> [RECORDED INFORMATION]:
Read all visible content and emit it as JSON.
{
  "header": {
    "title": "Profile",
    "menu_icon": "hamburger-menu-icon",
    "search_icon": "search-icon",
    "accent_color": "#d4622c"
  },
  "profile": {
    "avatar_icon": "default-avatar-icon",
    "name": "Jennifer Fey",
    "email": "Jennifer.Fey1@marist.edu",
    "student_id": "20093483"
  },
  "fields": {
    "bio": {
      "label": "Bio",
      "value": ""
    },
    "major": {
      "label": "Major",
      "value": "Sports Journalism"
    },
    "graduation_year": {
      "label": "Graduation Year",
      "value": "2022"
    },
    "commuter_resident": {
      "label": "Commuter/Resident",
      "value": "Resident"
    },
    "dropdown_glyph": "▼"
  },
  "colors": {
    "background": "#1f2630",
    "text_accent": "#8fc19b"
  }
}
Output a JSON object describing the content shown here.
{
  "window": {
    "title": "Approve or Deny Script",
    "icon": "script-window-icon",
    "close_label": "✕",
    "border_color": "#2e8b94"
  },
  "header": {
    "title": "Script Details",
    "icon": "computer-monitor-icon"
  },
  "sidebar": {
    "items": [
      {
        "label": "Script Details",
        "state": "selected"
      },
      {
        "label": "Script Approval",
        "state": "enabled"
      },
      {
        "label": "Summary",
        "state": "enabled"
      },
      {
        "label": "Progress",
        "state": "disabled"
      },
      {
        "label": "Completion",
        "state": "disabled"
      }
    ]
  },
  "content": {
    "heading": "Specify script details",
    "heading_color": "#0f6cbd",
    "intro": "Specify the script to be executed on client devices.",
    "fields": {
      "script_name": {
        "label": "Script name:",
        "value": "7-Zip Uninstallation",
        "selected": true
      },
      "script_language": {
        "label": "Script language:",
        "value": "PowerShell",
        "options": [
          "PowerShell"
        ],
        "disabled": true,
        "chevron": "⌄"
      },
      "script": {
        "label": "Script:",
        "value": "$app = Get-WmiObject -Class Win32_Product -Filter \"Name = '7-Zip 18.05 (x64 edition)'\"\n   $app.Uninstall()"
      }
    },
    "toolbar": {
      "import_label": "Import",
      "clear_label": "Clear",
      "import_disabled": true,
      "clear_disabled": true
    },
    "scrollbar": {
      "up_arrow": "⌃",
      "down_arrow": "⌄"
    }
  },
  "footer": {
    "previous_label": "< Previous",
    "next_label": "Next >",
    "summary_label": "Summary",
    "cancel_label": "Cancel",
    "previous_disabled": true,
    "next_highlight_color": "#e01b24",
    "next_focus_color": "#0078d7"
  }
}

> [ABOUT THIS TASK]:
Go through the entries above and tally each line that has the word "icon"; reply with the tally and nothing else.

> [THE ANSWER]:
5